┌─ EXTRACTED DATA
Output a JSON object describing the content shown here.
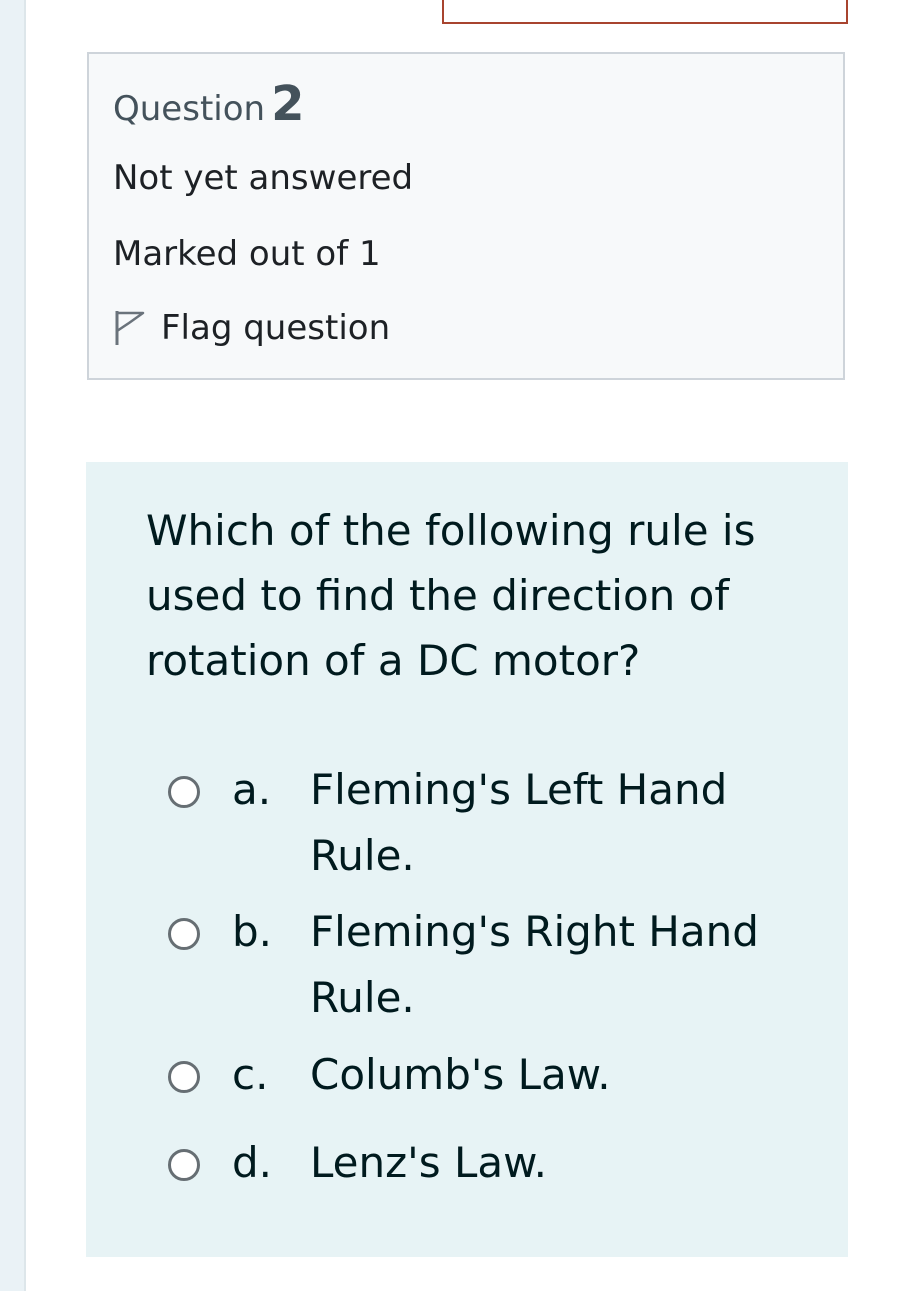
{
  "question_info": {
    "label": "Question",
    "number": "2",
    "state": "Not yet answered",
    "grade": "Marked out of 1",
    "flag_label": "Flag question"
  },
  "question": {
    "text": "Which of the following rule is used to find the direction of rotation of a DC motor?",
    "answers": [
      {
        "letter": "a.",
        "text": "Fleming's Left Hand Rule.",
        "selected": false
      },
      {
        "letter": "b.",
        "text": "Fleming's Right Hand Rule.",
        "selected": false
      },
      {
        "letter": "c.",
        "text": "Columb's Law.",
        "selected": false
      },
      {
        "letter": "d.",
        "text": "Lenz's Law.",
        "selected": false
      }
    ]
  },
  "icons": {
    "flag": "flag-outline-icon",
    "radio": "radio-unchecked-icon"
  },
  "colors": {
    "info_background": "#f7f9fa",
    "question_background": "#e7f3f5",
    "text": "#1d2125",
    "previous_box_border": "#a8442f"
  }
}
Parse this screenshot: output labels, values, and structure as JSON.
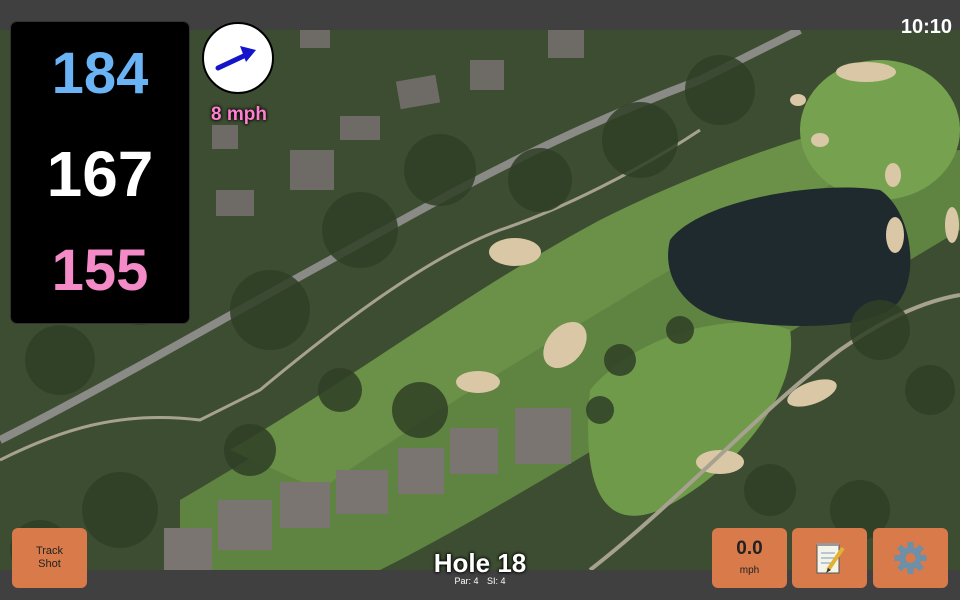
{
  "status_bar": {
    "time": "10:10"
  },
  "distances": {
    "back": "184",
    "middle": "167",
    "front": "155",
    "back_color": "#6ab4f5",
    "middle_color": "#ffffff",
    "front_color": "#f58ac9"
  },
  "wind": {
    "speed_label": "8 mph",
    "icon": "wind-direction-arrow",
    "arrow_color": "#1414c8"
  },
  "hole": {
    "title": "Hole 18",
    "par": "Par: 4",
    "si": "SI: 4"
  },
  "buttons": {
    "track_shot": [
      "Track",
      "Shot"
    ],
    "shot_distance_value": "0.0",
    "shot_distance_unit": "mph",
    "scorecard_icon": "notepad-icon",
    "settings_icon": "gear-icon",
    "color": "#d87a4a"
  },
  "map": {
    "type": "satellite-golf-course"
  }
}
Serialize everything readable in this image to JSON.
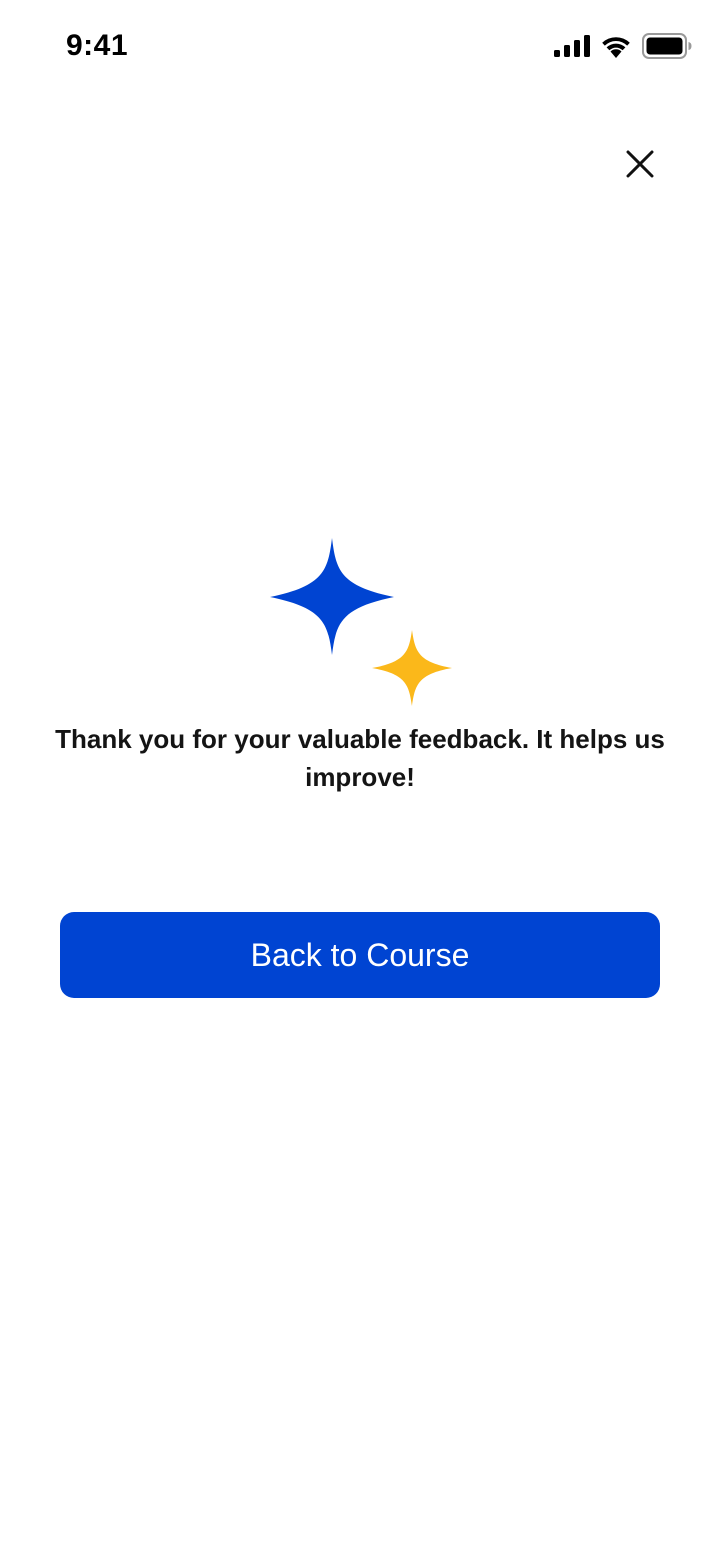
{
  "status_bar": {
    "time": "9:41",
    "icons": [
      "cellular-signal-icon",
      "wifi-icon",
      "battery-icon"
    ]
  },
  "header": {
    "close_icon": "close-icon"
  },
  "illustration": {
    "icons": [
      "sparkle-large-icon",
      "sparkle-small-icon"
    ],
    "colors": {
      "large_sparkle": "#0044D2",
      "small_sparkle": "#FBB81A"
    }
  },
  "content": {
    "message": "Thank you for your valuable feedback. It helps us improve!"
  },
  "actions": {
    "back_label": "Back to Course"
  },
  "colors": {
    "accent": "#0044D2",
    "background": "#FFFFFF",
    "text": "#141414"
  }
}
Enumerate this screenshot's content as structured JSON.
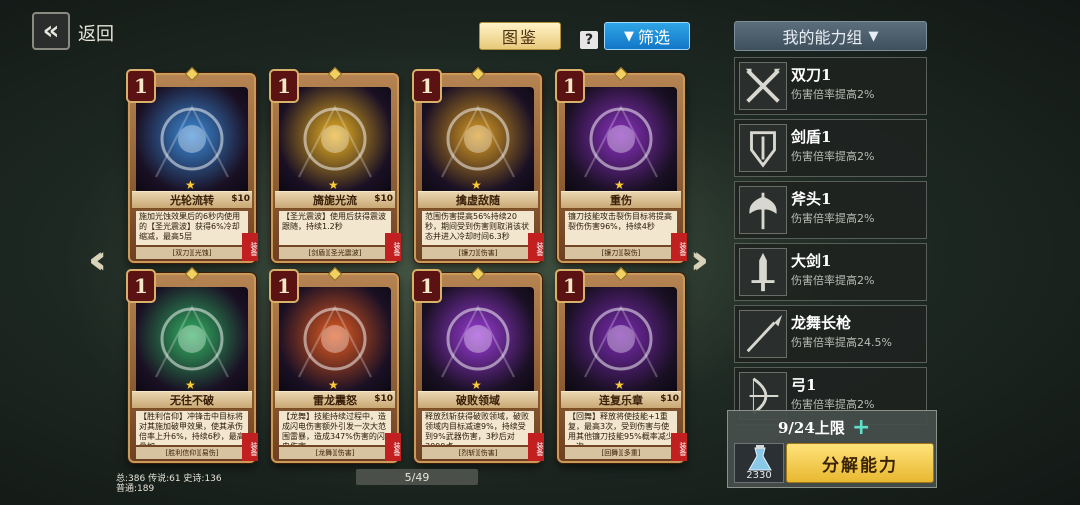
{
  "header": {
    "back_label": "返回",
    "codex_label": "图鉴",
    "help_symbol": "?",
    "filter_label": "筛选",
    "my_set_label": "我的能力组"
  },
  "cards": [
    {
      "cost": "1",
      "name": "光轮流转",
      "price": "$10",
      "desc": "施加光蚀效果后的6秒内使用的【圣光震波】获得6%冷却缩减，最高5层",
      "tags": "[双刀][光蚀]",
      "ribbon": "装备",
      "accent": "#3a8ad8"
    },
    {
      "cost": "1",
      "name": "旖旎光流",
      "price": "$10",
      "desc": "【圣光震波】使用后获得震波跟随，持续1.2秒",
      "tags": "[剑盾][圣光震波]",
      "ribbon": "装备",
      "accent": "#e8b020"
    },
    {
      "cost": "1",
      "name": "擒虚敌随",
      "price": "",
      "desc": "范围伤害提高56%持续20秒，期间受到伤害则取消该状态并进入冷却时间6.3秒",
      "tags": "[镰刀][伤害]",
      "ribbon": "装备",
      "accent": "#d89a20"
    },
    {
      "cost": "1",
      "name": "重伤",
      "price": "",
      "desc": "镰刀技能攻击裂伤目标将提高裂伤伤害96%，持续4秒",
      "tags": "[镰刀][裂伤]",
      "ribbon": "装备",
      "accent": "#8a30c0"
    },
    {
      "cost": "1",
      "name": "无往不破",
      "price": "",
      "desc": "【胜利信仰】冲锋击中目标将对其施加破甲效果，使其承伤倍率上升6%，持续6秒，最高叠加",
      "tags": "[胜利信仰][易伤]",
      "ribbon": "装备",
      "accent": "#30b060"
    },
    {
      "cost": "1",
      "name": "雷龙震怒",
      "price": "$10",
      "desc": "【龙舞】技能持续过程中，造成闪电伤害额外引发一次大范围雷暴，造成347%伤害的闪电伤害",
      "tags": "[龙舞][伤害]",
      "ribbon": "装备",
      "accent": "#e05a20"
    },
    {
      "cost": "1",
      "name": "破败领域",
      "price": "",
      "desc": "释放烈斩获得破败领域，破败领域内目标减速9%，持续受到9%武器伤害，3秒后对3000点",
      "tags": "[烈斩][伤害]",
      "ribbon": "装备",
      "accent": "#9a3ad8"
    },
    {
      "cost": "1",
      "name": "连复乐章",
      "price": "$10",
      "desc": "【回舞】释放将使技能+1重复，最高3次，受到伤害与使用其他镰刀技能95%概率减少一次",
      "tags": "[回舞][多重]",
      "ribbon": "装备",
      "accent": "#7a2ab0"
    }
  ],
  "stats": {
    "line1": "总:386 传说:61 史诗:136",
    "line2": "普通:189"
  },
  "pager": "5/49",
  "abilities": [
    {
      "name": "双刀1",
      "desc": "伤害倍率提高2%",
      "icon": "crossed-blades-icon"
    },
    {
      "name": "剑盾1",
      "desc": "伤害倍率提高2%",
      "icon": "sword-shield-icon"
    },
    {
      "name": "斧头1",
      "desc": "伤害倍率提高2%",
      "icon": "axe-icon"
    },
    {
      "name": "大剑1",
      "desc": "伤害倍率提高2%",
      "icon": "greatsword-icon"
    },
    {
      "name": "龙舞长枪",
      "desc": "伤害倍率提高24.5%",
      "icon": "spear-icon"
    },
    {
      "name": "弓1",
      "desc": "伤害倍率提高2%",
      "icon": "bow-icon"
    }
  ],
  "limit": {
    "text": "9/24上限",
    "resource_count": "2330",
    "decompose_label": "分解能力"
  },
  "colors": {
    "accent_gold": "#e8c979",
    "filter_blue": "#1e8ad8",
    "card_frame": "#b68452",
    "ribbon_red": "#c22020"
  }
}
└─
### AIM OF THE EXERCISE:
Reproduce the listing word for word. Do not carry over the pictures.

### RESULT OF THE TASK:
Output a JSON object describing the content shown here.
{
  "question_info": {
    "label": "Question",
    "number": "2",
    "state": "Not yet answered",
    "grade": "Marked out of 1",
    "flag_label": "Flag question"
  },
  "question": {
    "text": "Which of the following rule is used to find the direction of rotation of a DC motor?",
    "answers": [
      {
        "letter": "a.",
        "text": "Fleming's Left Hand Rule.",
        "selected": false
      },
      {
        "letter": "b.",
        "text": "Fleming's Right Hand Rule.",
        "selected": false
      },
      {
        "letter": "c.",
        "text": "Columb's Law.",
        "selected": false
      },
      {
        "letter": "d.",
        "text": "Lenz's Law.",
        "selected": false
      }
    ]
  },
  "icons": {
    "flag": "flag-outline-icon",
    "radio": "radio-unchecked-icon"
  },
  "colors": {
    "info_background": "#f7f9fa",
    "question_background": "#e7f3f5",
    "text": "#1d2125",
    "previous_box_border": "#a8442f"
  }
}
Parse this screenshot: output labels, values, and structure as JSON.
{
  "status_bar": {
    "time": "10:10"
  },
  "distances": {
    "back": "184",
    "middle": "167",
    "front": "155",
    "back_color": "#6ab4f5",
    "middle_color": "#ffffff",
    "front_color": "#f58ac9"
  },
  "wind": {
    "speed_label": "8 mph",
    "icon": "wind-direction-arrow",
    "arrow_color": "#1414c8"
  },
  "hole": {
    "title": "Hole 18",
    "par": "Par: 4",
    "si": "SI: 4"
  },
  "buttons": {
    "track_shot": [
      "Track",
      "Shot"
    ],
    "shot_distance_value": "0.0",
    "shot_distance_unit": "mph",
    "scorecard_icon": "notepad-icon",
    "settings_icon": "gear-icon",
    "color": "#d87a4a"
  },
  "map": {
    "type": "satellite-golf-course"
  }
}
Serialize everything readable in this image to JSON.
{
  "status_bar": {
    "time": "9:41",
    "icons": [
      "cellular-signal-icon",
      "wifi-icon",
      "battery-icon"
    ]
  },
  "header": {
    "close_icon": "close-icon"
  },
  "illustration": {
    "icons": [
      "sparkle-large-icon",
      "sparkle-small-icon"
    ],
    "colors": {
      "large_sparkle": "#0044D2",
      "small_sparkle": "#FBB81A"
    }
  },
  "content": {
    "message": "Thank you for your valuable feedback. It helps us improve!"
  },
  "actions": {
    "back_label": "Back to Course"
  },
  "colors": {
    "accent": "#0044D2",
    "background": "#FFFFFF",
    "text": "#141414"
  }
}
Enumerate this screenshot's content as structured JSON.
{
  "header": {
    "back_label": "返回",
    "codex_label": "图鉴",
    "help_symbol": "?",
    "filter_label": "筛选",
    "my_set_label": "我的能力组"
  },
  "cards": [
    {
      "cost": "1",
      "name": "光轮流转",
      "price": "$10",
      "desc": "施加光蚀效果后的6秒内使用的【圣光震波】获得6%冷却缩减，最高5层",
      "tags": "[双刀][光蚀]",
      "ribbon": "装备",
      "accent": "#3a8ad8"
    },
    {
      "cost": "1",
      "name": "旖旎光流",
      "price": "$10",
      "desc": "【圣光震波】使用后获得震波跟随，持续1.2秒",
      "tags": "[剑盾][圣光震波]",
      "ribbon": "装备",
      "accent": "#e8b020"
    },
    {
      "cost": "1",
      "name": "擒虚敌随",
      "price": "",
      "desc": "范围伤害提高56%持续20秒，期间受到伤害则取消该状态并进入冷却时间6.3秒",
      "tags": "[镰刀][伤害]",
      "ribbon": "装备",
      "accent": "#d89a20"
    },
    {
      "cost": "1",
      "name": "重伤",
      "price": "",
      "desc": "镰刀技能攻击裂伤目标将提高裂伤伤害96%，持续4秒",
      "tags": "[镰刀][裂伤]",
      "ribbon": "装备",
      "accent": "#8a30c0"
    },
    {
      "cost": "1",
      "name": "无往不破",
      "price": "",
      "desc": "【胜利信仰】冲锋击中目标将对其施加破甲效果，使其承伤倍率上升6%，持续6秒，最高叠加",
      "tags": "[胜利信仰][易伤]",
      "ribbon": "装备",
      "accent": "#30b060"
    },
    {
      "cost": "1",
      "name": "雷龙震怒",
      "price": "$10",
      "desc": "【龙舞】技能持续过程中，造成闪电伤害额外引发一次大范围雷暴，造成347%伤害的闪电伤害",
      "tags": "[龙舞][伤害]",
      "ribbon": "装备",
      "accent": "#e05a20"
    },
    {
      "cost": "1",
      "name": "破败领域",
      "price": "",
      "desc": "释放烈斩获得破败领域，破败领域内目标减速9%，持续受到9%武器伤害，3秒后对3000点",
      "tags": "[烈斩][伤害]",
      "ribbon": "装备",
      "accent": "#9a3ad8"
    },
    {
      "cost": "1",
      "name": "连复乐章",
      "price": "$10",
      "desc": "【回舞】释放将使技能+1重复，最高3次，受到伤害与使用其他镰刀技能95%概率减少一次",
      "tags": "[回舞][多重]",
      "ribbon": "装备",
      "accent": "#7a2ab0"
    }
  ],
  "stats": {
    "line1": "总:386 传说:61 史诗:136",
    "line2": "普通:189"
  },
  "pager": "5/49",
  "abilities": [
    {
      "name": "双刀1",
      "desc": "伤害倍率提高2%",
      "icon": "crossed-blades-icon"
    },
    {
      "name": "剑盾1",
      "desc": "伤害倍率提高2%",
      "icon": "sword-shield-icon"
    },
    {
      "name": "斧头1",
      "desc": "伤害倍率提高2%",
      "icon": "axe-icon"
    },
    {
      "name": "大剑1",
      "desc": "伤害倍率提高2%",
      "icon": "greatsword-icon"
    },
    {
      "name": "龙舞长枪",
      "desc": "伤害倍率提高24.5%",
      "icon": "spear-icon"
    },
    {
      "name": "弓1",
      "desc": "伤害倍率提高2%",
      "icon": "bow-icon"
    }
  ],
  "limit": {
    "text": "9/24上限",
    "resource_count": "2330",
    "decompose_label": "分解能力"
  },
  "colors": {
    "accent_gold": "#e8c979",
    "filter_blue": "#1e8ad8",
    "card_frame": "#b68452",
    "ribbon_red": "#c22020"
  }
}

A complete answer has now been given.